Cops are looking for a woman who plowed into a 2-year-old girl while biking through Riverside Park early on Saturday evening, then left the scene. The crash happened near W. 95th Street at about 6 p.m. The cyclist was riding "unbelievably fast" when she hit the toddler in the shared bike and pedestrian path along the Hudson River, according to Joshua Sperber, who was sitting in the park with his own 7-month-old at the time. Sperber was horrified by what he saw.
"It felt like someone hit me in the stomach with a sledgehammer," he said.
"The girl appeared to be in shock, had an immediate severe bruise on her face, and suffered what seemed to be a seizure," he wrote in an email.
Sperber rushed to the aid of the girl's parents and, "for a split second I literally forgot [my son] in the stroller for a moment. I was on my phone and I dropped it." He said he didn't see whether the cyclist fell, but that she apologized to the family as the father tried to carry the toddler away.
"She said, 'I'm so sorry; I'm so sorry. I didn't see her at all,'" Sperber remembers. The parents ignored her, and the cyclist became loud and more insistent, saying, "I'm sorry! I didn't expect to see her right in the middle of the path."

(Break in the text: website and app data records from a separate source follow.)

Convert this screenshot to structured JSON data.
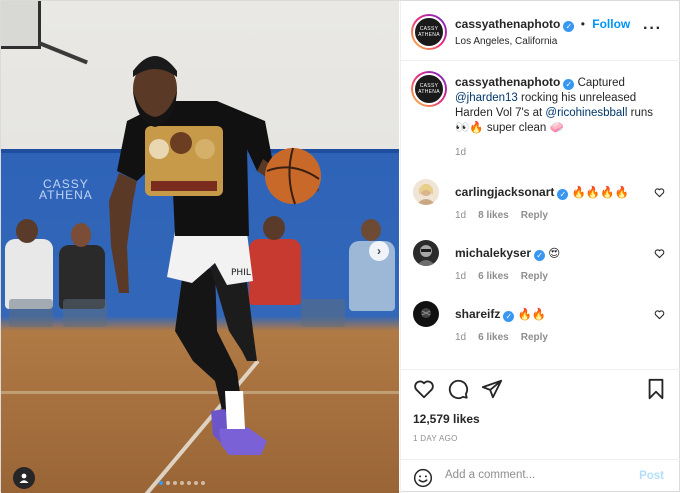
{
  "photo": {
    "watermark_line1": "CASSY",
    "watermark_line2": "ATHENA",
    "shirt_text": "PHIL",
    "carousel_dots": 7,
    "carousel_active_index": 0,
    "next_icon": "chevron-right-icon",
    "tag_icon": "user-tag-icon"
  },
  "header": {
    "avatar_line1": "CASSY",
    "avatar_line2": "ATHENA",
    "username": "cassyathenaphoto",
    "verified_glyph": "✓",
    "separator": "•",
    "follow_label": "Follow",
    "location": "Los Angeles, California",
    "more_icon": "more-options-icon",
    "more_glyph": "···"
  },
  "caption": {
    "username": "cassyathenaphoto",
    "text_1": " Captured ",
    "mention_1": "@jharden13",
    "text_2": " rocking his unreleased Harden Vol 7's at ",
    "mention_2": "@ricohinesbball",
    "text_3": " runs 👀🔥 super clean 🧼",
    "time": "1d"
  },
  "comments": [
    {
      "username": "carlingjacksonart",
      "verified": true,
      "text": "🔥🔥🔥🔥",
      "time": "1d",
      "likes": "8 likes",
      "reply": "Reply"
    },
    {
      "username": "michalekyser",
      "verified": true,
      "text": "😍",
      "time": "1d",
      "likes": "6 likes",
      "reply": "Reply"
    },
    {
      "username": "shareifz",
      "verified": true,
      "text": "🔥🔥",
      "time": "1d",
      "likes": "6 likes",
      "reply": "Reply"
    }
  ],
  "actions": {
    "like_icon": "heart-icon",
    "comment_icon": "comment-icon",
    "share_icon": "share-icon",
    "save_icon": "bookmark-icon",
    "likes": "12,579 likes",
    "date": "1 DAY AGO"
  },
  "add_comment": {
    "emoji_icon": "emoji-icon",
    "placeholder": "Add a comment...",
    "post_label": "Post"
  },
  "colors": {
    "accent": "#0095f6",
    "verified": "#3897f0",
    "post_disabled": "#b2dffc",
    "muted": "#8e8e8e",
    "text": "#262626"
  }
}
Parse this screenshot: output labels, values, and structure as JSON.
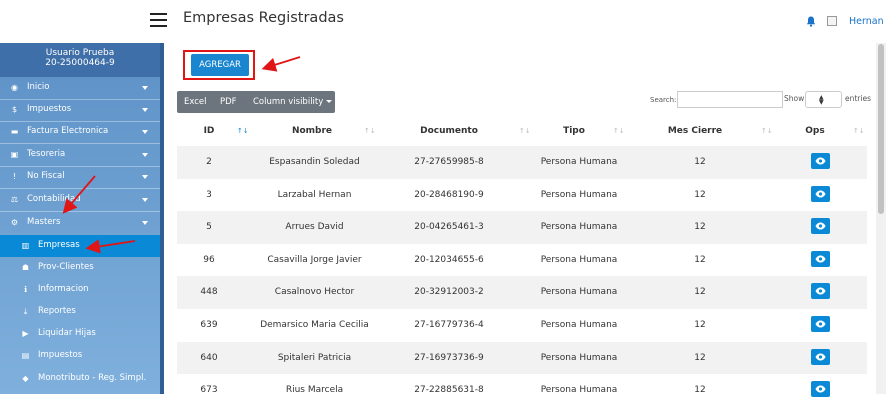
{
  "header": {
    "title": "Empresas Registradas",
    "user": "Hernan"
  },
  "sidebar": {
    "user_name": "Usuario Prueba",
    "user_id": "20-25000464-9",
    "items": [
      {
        "label": "Inicio",
        "icon": "dashboard-icon"
      },
      {
        "label": "Impuestos",
        "icon": "dollar-icon"
      },
      {
        "label": "Factura Electronica",
        "icon": "invoice-icon"
      },
      {
        "label": "Tesoreria",
        "icon": "money-icon"
      },
      {
        "label": "No Fiscal",
        "icon": "exclamation-icon"
      },
      {
        "label": "Contabilidad",
        "icon": "balance-icon"
      },
      {
        "label": "Masters",
        "icon": "cogs-icon"
      }
    ],
    "subitems": [
      {
        "label": "Empresas",
        "icon": "building-icon"
      },
      {
        "label": "Prov-Clientes",
        "icon": "users-icon"
      },
      {
        "label": "Informacion",
        "icon": "info-icon"
      },
      {
        "label": "Reportes",
        "icon": "download-icon"
      },
      {
        "label": "Liquidar Hijas",
        "icon": "play-icon"
      },
      {
        "label": "Impuestos",
        "icon": "file-icon"
      },
      {
        "label": "Monotributo - Reg. Simpl.",
        "icon": "tag-icon"
      }
    ]
  },
  "toolbar": {
    "add_label": "AGREGAR",
    "excel": "Excel",
    "pdf": "PDF",
    "colvis": "Column visibility"
  },
  "filters": {
    "search_label": "Search:",
    "show_label": "Show",
    "entries_label": "entries"
  },
  "table": {
    "columns": [
      "ID",
      "Nombre",
      "Documento",
      "Tipo",
      "Mes Cierre",
      "Ops"
    ],
    "rows": [
      [
        "2",
        "Espasandin Soledad",
        "27-27659985-8",
        "Persona Humana",
        "12"
      ],
      [
        "3",
        "Larzabal Hernan",
        "20-28468190-9",
        "Persona Humana",
        "12"
      ],
      [
        "5",
        "Arrues David",
        "20-04265461-3",
        "Persona Humana",
        "12"
      ],
      [
        "96",
        "Casavilla Jorge Javier",
        "20-12034655-6",
        "Persona Humana",
        "12"
      ],
      [
        "448",
        "Casalnovo Hector",
        "20-32912003-2",
        "Persona Humana",
        "12"
      ],
      [
        "639",
        "Demarsico Maria Cecilia",
        "27-16779736-4",
        "Persona Humana",
        "12"
      ],
      [
        "640",
        "Spitaleri Patricia",
        "27-16973736-9",
        "Persona Humana",
        "12"
      ],
      [
        "673",
        "Rius Marcela",
        "27-22885631-8",
        "Persona Humana",
        "12"
      ]
    ]
  },
  "colors": {
    "accent": "#0a8ad6",
    "sidebar_top": "#5d91c6",
    "annotation": "#e01515"
  }
}
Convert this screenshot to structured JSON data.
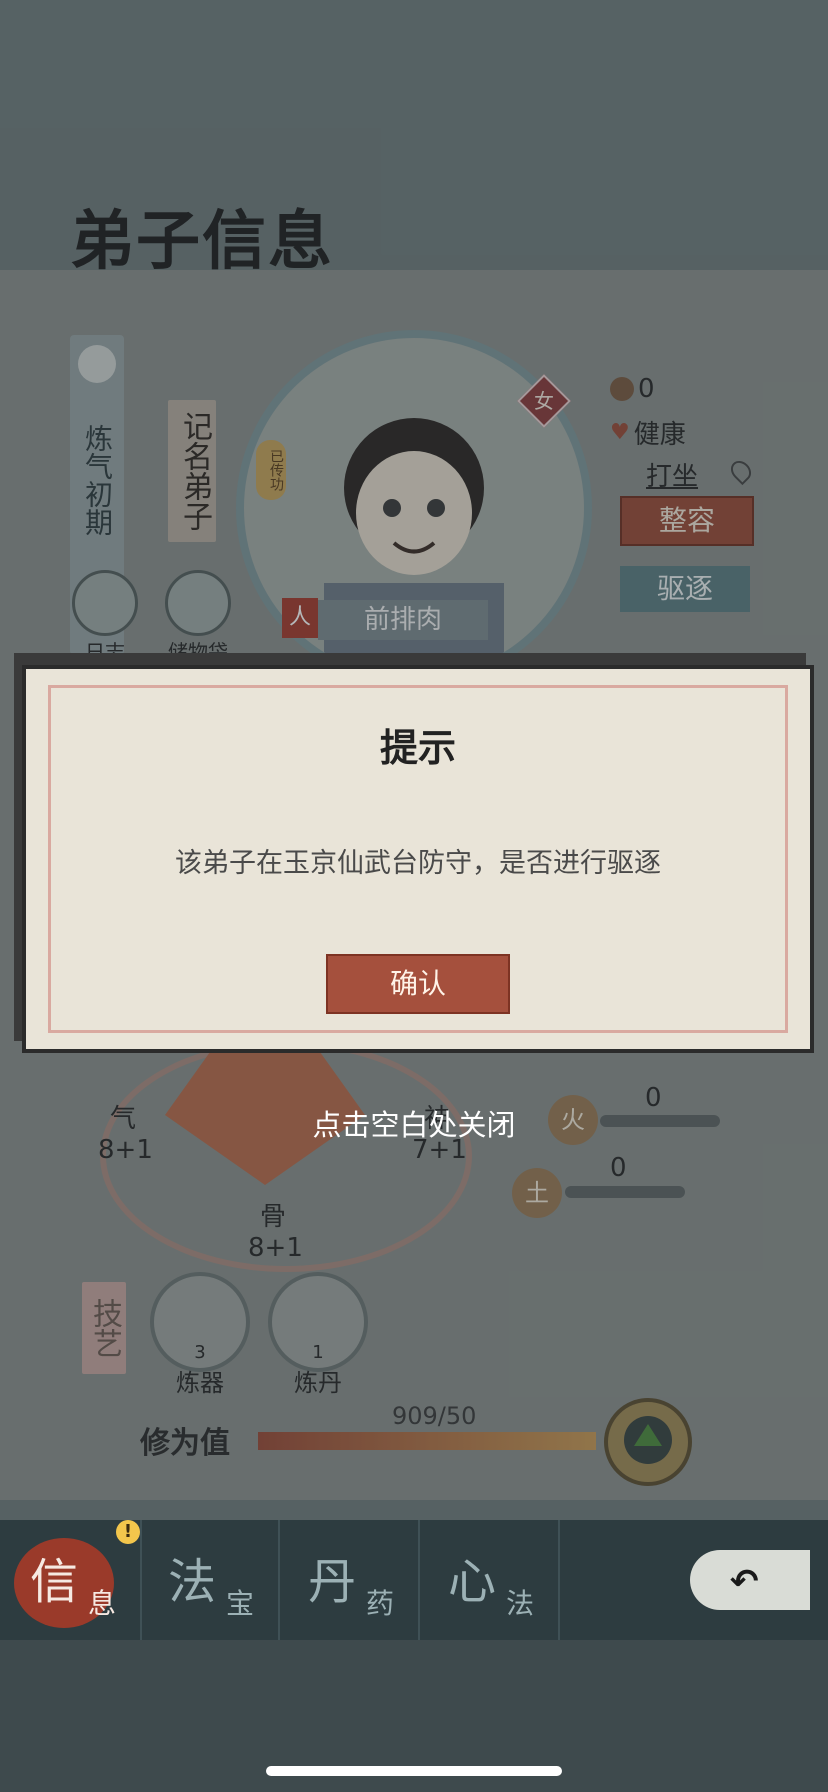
{
  "screen_title": "弟子信息",
  "disciple": {
    "realm": "炼气初期",
    "rank_tag": "记名弟子",
    "passed_on_tag": "已传功",
    "gender": "女",
    "name": "前排肉",
    "role_badge": "人",
    "spirit_count": "0",
    "health": "健康",
    "activity": "打坐"
  },
  "actions": {
    "makeover": "整容",
    "expel": "驱逐",
    "log": "日志",
    "storage_bag": "储物袋"
  },
  "attributes": {
    "qi_label": "气",
    "qi_value": "8+1",
    "right_value": "7+1",
    "right_label": "神",
    "bone_label": "骨",
    "bone_value": "8+1"
  },
  "elements": [
    {
      "icon": "火",
      "value": "0"
    },
    {
      "icon": "土",
      "value": "0"
    }
  ],
  "skills": {
    "section_label": "技艺",
    "items": [
      {
        "name": "炼器",
        "level": "3"
      },
      {
        "name": "炼丹",
        "level": "1"
      }
    ]
  },
  "cultivation": {
    "label": "修为值",
    "value": "909/50",
    "progress": 1.0
  },
  "dialog": {
    "title": "提示",
    "message": "该弟子在玉京仙武台防守，是否进行驱逐",
    "confirm": "确认"
  },
  "close_hint": "点击空白处关闭",
  "nav": [
    {
      "big": "信",
      "small": "息"
    },
    {
      "big": "法",
      "small": "宝"
    },
    {
      "big": "丹",
      "small": "药"
    },
    {
      "big": "心",
      "small": "法"
    }
  ],
  "nav_alert": "!",
  "colors": {
    "accent_red": "#a5503d",
    "teal": "#5b7d82",
    "nav_bg": "#2d3c40"
  }
}
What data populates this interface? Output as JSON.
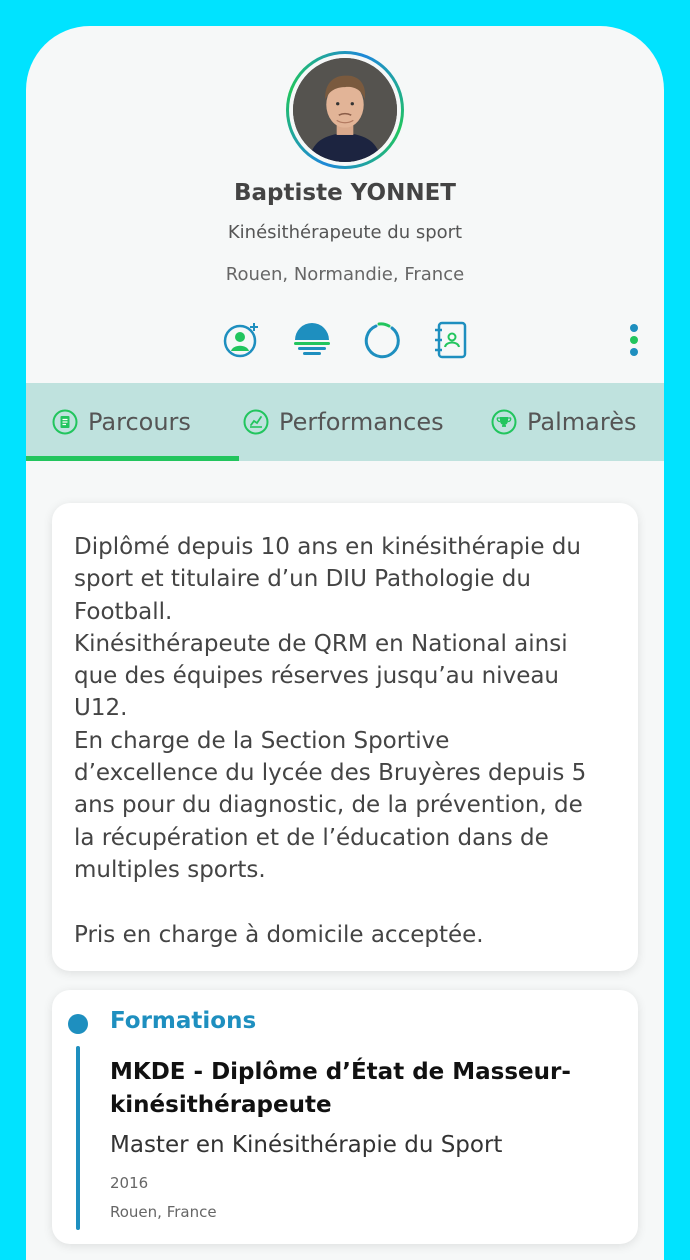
{
  "profile": {
    "name": "Baptiste YONNET",
    "title": "Kinésithérapeute du sport",
    "location": "Rouen, Normandie, France"
  },
  "actions": [
    {
      "icon": "add-contact-icon"
    },
    {
      "icon": "horizon-icon"
    },
    {
      "icon": "loading-circle-icon"
    },
    {
      "icon": "contact-book-icon"
    }
  ],
  "tabs": [
    {
      "label": "Parcours",
      "icon": "document-icon",
      "active": true
    },
    {
      "label": "Performances",
      "icon": "chart-icon",
      "active": false
    },
    {
      "label": "Palmarès",
      "icon": "trophy-icon",
      "active": false
    }
  ],
  "bio": "Diplômé depuis 10 ans en kinésithérapie du\nsport et titulaire d’un DIU Pathologie du\nFootball.\nKinésithérapeute de QRM en National ainsi\nque des équipes réserves jusqu’au niveau\nU12.\nEn charge de la Section Sportive\nd’excellence du lycée des Bruyères depuis 5\nans pour du diagnostic, de la prévention, de\nla récupération et de l’éducation dans de\nmultiples sports.\n\nPris en charge à domicile acceptée.",
  "formations": {
    "heading": "Formations",
    "degree": "MKDE - Diplôme d’État de Masseur-kinésithérapeute",
    "specialization": "Master en Kinésithérapie du Sport",
    "year": "2016",
    "place": "Rouen, France"
  },
  "colors": {
    "frame": "#00e3ff",
    "accent_green": "#22c55e",
    "accent_blue": "#1e8fbf",
    "tab_bar": "#bfe2de"
  }
}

Sperber said that the woman left about five minutes after the crash, and though a Parks Department employee was on the scene, no ambulance came for the 25 or so minutes that Sperber stuck around. A Fire Department spokesman said that emergency medical personnel picked up the child, suffering from head injuries, at 6:18 and drove her to Mount Sinai St. Luke's. A police spokeswoman said the cyclist is wanted for failure to exercise due care resulting in serious injury, a traffic violation punishable by a $750 fine or as many as 15 days imprisonment. Neither agency had further information on the girl's condition.
Sperber said he was focused on helping the parents of the victim. In retrospect, he wishes he had done more to stop the cyclist from leaving, but he thinks no one involved was thinking clearly.
"I'm so pissed at myself for not saying something to her, or taking a picture of her," he said. "I can't believe she left. In her defense, she felt awful, and the parents didn't want to hear it."
Police describe the woman's bike as "multi-colored," and though Sperber didn't pay close attention to it, he is sure it wasn't a beach cruiser. "This was not a leisurely bike ride," he said. "This was a hardcore exercise routine." He said he hopes the authorities find the woman so that she has to answer to the victim's family, and potentially pay their medical bills.
"I feel like she has to show her face and take responsibility for what she did, and own it, figuratively and literally," he said. "That's not that family's fault. You don't expect somebody to be doing Tour de France training in a park."
Sperber said the woman was white, about 50 years old, stands 5-foot-9 and weighs around 140 pounds, with chin-length brown hair.
The crash occurred four days after software company executive Ben Jone, 82, died of head trauma sustained during a July 23rd bike crash in Riverside Park near W. 79th Street. Police believe Jone was the only one involved in the wreck, DNAinfo reported.